Actually, it wasn’t a New Yorker tweet per se — it was sent by the New Yorker’s new high-profile columnist Andy Borowitz, the comedian and writer behind the immensely popular Borowitz Report.
The New Yorker acquired the Borowitz Report in July as part of a larger effort to launch a humor vertical on newyorker.com, which, according to editor Nick Thompson, will steer clear of the cute cat stuff so prevalent on the Internet.
So how did Borowitz, who by all accounts was doing terrifically on his own, end up with the New Yorker?
“It was their idea,” Borowitz said. “David Remnick and Susan Morrison, who edits me at the magazine, approached me about doing it a couple of months ago. They made a very strong financial offer, and the deal came together quickly.”
Thompson said that many editors at the New Yorker, including Morrison and Remnick, had long considered Borowitz the funniest guy on the Internet and were already addicted to the comedian’s Twitter feed, which he updates with topical jokes and off-color remarks many times throughout the day.
Borowitz is now the centerpiece of the New Yorker’s new humor page, called Shouts & Murmurs after the popular magazine feature. It is a showcase for the magazine’s popular essays as well as original blog posts. Not only is it a spotlight for the New Yorker’s stable of writers and big-name comedians, it also offers staffers an opportunity to showcase their humor chops, including fact checker Nathan Stein.
“One of my absolute favorite things about Mitt is the way he constantly inhales oxygen and expels carbon dioxide and water vapor,” Stein wrote on the blog, in the character of Romney’s wife, Ann. “And if there’s one thing I know about Mitt, it’s this: He’s going to keep on respirating, no matter what. He’s incorrigible.”
I can’t help but think newspapers, once again, have missed the boat. After all, political cartoons were created at American newspapers, and political satire of all kinds has a long and storied history in their inky gray pages.
While newspaper companies have largely cut their humor writers and political cartoonists as competition for advertising revenue became fierce, anyone with a Facebook account knows how popular humor and satire is online.
The reasons newspapers have shied away aren’t due solely to budget cuts or a retrenching into core avenues of journalism, although there is certainly some of that. Thompson said he thinks newspapers by and large still seem to have great difficulty leveraging their brands in the modern world of social networking.
“We can post Borowitz’s pieces on the homepage, and they do OK. But most of the traffic comes from social media outlets like Facebook and Twitter, because humor is such a viral and social phenomena,” Thompson said. “For humor to be a financial success, media companies need to work on and develop a deep integration with social media, something that the New Yorker has excelled with.”

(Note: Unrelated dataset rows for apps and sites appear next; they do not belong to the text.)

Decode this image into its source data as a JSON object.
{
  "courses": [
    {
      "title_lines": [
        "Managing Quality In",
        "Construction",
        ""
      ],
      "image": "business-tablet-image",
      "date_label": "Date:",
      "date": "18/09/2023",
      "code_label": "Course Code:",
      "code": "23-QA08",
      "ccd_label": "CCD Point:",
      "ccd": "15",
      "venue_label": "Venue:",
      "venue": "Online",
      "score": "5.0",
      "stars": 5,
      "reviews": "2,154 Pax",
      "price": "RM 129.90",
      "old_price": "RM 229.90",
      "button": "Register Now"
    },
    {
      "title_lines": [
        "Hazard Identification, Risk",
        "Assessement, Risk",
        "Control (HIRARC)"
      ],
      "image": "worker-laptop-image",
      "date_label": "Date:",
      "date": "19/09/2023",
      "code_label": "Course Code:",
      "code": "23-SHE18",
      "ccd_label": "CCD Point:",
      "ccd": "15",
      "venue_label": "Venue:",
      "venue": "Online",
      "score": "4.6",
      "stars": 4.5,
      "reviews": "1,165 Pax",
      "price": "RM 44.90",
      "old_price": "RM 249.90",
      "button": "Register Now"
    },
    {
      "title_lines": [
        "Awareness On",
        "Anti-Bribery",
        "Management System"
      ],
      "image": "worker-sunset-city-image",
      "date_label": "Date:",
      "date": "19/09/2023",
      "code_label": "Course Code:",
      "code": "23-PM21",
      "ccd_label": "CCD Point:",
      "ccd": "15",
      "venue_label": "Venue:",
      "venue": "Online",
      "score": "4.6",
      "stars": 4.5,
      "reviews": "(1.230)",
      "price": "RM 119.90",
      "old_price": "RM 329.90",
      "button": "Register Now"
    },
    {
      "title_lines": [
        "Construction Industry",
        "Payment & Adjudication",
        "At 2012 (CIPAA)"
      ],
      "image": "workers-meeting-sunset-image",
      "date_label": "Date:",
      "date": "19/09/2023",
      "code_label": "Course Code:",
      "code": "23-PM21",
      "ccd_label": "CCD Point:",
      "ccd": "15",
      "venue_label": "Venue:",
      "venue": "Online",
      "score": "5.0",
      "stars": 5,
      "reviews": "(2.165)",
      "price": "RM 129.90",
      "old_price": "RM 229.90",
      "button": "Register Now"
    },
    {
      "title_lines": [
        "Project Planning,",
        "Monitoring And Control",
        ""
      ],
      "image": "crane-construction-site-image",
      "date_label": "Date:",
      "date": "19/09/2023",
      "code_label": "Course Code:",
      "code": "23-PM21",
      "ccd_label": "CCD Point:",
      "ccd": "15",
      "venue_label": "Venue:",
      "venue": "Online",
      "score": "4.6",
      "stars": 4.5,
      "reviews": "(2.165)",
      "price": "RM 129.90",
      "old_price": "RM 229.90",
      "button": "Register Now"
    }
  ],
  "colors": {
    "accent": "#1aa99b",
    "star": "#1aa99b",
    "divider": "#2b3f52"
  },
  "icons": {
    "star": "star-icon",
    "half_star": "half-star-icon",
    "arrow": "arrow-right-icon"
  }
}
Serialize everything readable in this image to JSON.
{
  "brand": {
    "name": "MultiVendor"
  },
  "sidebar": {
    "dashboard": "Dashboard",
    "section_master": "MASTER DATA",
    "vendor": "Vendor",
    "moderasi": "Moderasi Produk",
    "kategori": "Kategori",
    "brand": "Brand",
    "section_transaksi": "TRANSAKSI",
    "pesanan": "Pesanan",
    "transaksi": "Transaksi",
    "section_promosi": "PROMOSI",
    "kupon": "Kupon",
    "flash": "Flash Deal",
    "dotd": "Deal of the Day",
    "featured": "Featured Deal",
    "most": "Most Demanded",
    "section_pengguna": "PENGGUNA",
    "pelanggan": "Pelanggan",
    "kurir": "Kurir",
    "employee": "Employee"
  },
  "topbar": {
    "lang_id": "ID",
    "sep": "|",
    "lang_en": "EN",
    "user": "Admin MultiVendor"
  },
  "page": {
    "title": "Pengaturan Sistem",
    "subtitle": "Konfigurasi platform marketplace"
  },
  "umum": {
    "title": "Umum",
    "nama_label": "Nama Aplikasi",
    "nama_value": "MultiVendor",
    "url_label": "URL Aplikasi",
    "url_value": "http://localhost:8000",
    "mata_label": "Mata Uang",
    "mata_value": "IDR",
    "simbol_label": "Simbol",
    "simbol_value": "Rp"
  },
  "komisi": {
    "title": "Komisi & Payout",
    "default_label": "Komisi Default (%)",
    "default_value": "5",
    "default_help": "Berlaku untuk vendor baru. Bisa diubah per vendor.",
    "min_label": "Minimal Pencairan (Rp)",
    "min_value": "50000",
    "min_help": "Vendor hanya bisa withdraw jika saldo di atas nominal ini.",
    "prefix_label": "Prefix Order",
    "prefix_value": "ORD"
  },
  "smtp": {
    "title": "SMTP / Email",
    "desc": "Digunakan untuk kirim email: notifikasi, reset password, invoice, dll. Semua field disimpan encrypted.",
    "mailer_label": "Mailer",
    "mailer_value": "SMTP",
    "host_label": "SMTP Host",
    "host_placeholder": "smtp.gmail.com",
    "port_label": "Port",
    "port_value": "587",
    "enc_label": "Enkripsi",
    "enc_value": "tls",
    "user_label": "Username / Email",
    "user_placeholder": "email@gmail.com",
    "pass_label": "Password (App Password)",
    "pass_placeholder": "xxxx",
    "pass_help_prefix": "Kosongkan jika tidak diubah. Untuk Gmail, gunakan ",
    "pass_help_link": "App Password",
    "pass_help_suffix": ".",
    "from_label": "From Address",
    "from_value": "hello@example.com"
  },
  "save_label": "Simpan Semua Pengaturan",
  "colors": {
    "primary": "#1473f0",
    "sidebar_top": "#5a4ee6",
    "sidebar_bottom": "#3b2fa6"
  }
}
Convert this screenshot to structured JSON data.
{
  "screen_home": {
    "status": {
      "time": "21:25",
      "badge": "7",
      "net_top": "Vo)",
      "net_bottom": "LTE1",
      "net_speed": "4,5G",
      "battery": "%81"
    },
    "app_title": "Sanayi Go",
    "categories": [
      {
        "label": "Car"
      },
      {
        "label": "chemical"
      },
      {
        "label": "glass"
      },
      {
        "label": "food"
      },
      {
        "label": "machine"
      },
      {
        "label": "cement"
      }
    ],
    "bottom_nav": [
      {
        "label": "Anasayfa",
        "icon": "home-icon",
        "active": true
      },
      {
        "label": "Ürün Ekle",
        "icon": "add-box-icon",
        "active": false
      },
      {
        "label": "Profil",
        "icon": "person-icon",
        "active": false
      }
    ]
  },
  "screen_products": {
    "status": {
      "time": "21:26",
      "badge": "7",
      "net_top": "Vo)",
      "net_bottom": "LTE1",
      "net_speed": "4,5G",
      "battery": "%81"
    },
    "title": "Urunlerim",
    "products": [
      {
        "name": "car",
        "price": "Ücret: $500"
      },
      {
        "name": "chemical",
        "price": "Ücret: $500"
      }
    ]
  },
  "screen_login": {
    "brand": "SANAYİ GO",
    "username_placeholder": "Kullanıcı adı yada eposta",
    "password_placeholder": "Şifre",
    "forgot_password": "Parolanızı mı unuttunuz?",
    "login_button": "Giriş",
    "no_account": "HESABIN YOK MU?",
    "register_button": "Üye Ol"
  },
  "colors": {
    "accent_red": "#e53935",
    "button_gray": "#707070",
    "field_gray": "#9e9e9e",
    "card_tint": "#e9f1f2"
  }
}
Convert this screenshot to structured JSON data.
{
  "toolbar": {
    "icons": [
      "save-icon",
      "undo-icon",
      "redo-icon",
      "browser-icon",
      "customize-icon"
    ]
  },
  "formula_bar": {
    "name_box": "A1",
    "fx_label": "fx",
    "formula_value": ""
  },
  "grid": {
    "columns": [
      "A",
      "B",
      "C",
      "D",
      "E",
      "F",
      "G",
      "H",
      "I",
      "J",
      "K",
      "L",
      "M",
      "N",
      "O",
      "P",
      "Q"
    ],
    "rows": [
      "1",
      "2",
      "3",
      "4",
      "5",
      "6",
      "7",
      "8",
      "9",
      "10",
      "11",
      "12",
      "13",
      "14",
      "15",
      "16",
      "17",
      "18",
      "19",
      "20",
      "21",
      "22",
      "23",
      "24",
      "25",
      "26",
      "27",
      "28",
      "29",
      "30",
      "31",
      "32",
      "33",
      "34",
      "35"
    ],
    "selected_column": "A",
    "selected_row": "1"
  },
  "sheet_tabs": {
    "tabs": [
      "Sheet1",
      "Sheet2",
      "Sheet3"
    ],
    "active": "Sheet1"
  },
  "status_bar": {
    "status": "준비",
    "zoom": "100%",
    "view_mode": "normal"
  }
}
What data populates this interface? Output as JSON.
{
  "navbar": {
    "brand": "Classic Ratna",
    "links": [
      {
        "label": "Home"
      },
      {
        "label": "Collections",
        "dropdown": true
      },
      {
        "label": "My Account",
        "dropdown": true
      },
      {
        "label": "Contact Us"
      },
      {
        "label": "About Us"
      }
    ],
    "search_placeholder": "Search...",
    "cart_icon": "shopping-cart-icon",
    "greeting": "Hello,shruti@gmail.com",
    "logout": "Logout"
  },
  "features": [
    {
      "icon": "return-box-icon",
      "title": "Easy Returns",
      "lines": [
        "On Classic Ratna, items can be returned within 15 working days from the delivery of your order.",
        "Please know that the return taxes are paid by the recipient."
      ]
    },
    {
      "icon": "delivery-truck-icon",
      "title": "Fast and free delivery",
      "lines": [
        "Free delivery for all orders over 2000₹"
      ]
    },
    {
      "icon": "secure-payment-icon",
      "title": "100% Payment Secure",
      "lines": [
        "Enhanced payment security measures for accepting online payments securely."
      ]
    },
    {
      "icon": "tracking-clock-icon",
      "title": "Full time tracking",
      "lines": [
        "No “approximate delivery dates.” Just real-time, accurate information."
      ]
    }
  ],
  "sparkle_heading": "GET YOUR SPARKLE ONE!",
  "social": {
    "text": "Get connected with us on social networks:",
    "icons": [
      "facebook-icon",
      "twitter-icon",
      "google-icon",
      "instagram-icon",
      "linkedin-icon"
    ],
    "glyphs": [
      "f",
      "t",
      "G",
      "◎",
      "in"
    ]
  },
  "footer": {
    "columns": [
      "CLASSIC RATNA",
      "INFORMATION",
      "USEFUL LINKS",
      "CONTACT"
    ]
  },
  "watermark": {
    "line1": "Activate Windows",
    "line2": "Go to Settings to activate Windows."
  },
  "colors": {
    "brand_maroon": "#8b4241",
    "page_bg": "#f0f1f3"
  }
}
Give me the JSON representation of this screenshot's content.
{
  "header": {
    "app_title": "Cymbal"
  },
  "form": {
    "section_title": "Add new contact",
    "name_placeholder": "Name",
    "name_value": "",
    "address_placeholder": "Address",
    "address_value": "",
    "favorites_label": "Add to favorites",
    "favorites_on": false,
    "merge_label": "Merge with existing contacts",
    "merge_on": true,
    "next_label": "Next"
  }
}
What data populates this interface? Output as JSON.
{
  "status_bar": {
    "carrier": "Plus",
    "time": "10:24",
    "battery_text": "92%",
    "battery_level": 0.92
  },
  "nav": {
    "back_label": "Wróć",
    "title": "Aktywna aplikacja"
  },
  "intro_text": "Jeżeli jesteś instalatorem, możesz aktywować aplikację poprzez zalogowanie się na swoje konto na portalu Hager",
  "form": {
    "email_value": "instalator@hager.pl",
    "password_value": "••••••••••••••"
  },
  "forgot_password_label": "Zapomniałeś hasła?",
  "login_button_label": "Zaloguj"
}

Borowitz had previously syndicated his columns to newspapers through Creator’s Syndicate. But once he decided to sever ties and make his website the main destination for the Borowitz Report, traffic grew explosively, which eventually led to the New Yorker deal.
“This was a case of me stumbling my way to a happy result,” Borowitz said. “The Internet has got newspapers beat in terms of velocity. I can tweet a fake headline, write the story in 10 minutes, and publish that story in 15 minutes. It’s hard to compete with that in print.”
The timing of the deal couldn’t have been better for Borowitz. After digging his teeth into the Olympics, the stage is now set for the national political conventions and the 2012 presidential election.
Despite media predictions in 2008 that proclaimed the end of political humor due to the election of President Obama, Borowitz has thrived.
“What surprised me about the Obama White House was how his enemies — and they are legion — provided such great fodder,” Borowitz said. “Fox News, John Boehner, Donald Trump, Michele Bachmann, Herman Cain, Rick Perry, Newt Gingrich, the birthers, the tea party … I could go on. I don’t think there’s ever a shortage of material when you’re writing about politics.”
So, would Borowitz be happy if a certain Massachusetts Republican were elected president?
“Mitt Romney seems like comedy gold to me,” Borowitz said. “I’m not sure that’s a reason to let him run the country, though.”
Rob Tornoe is a cartoonist and columnist for Editor & Publisher and can be reached at email@example.com.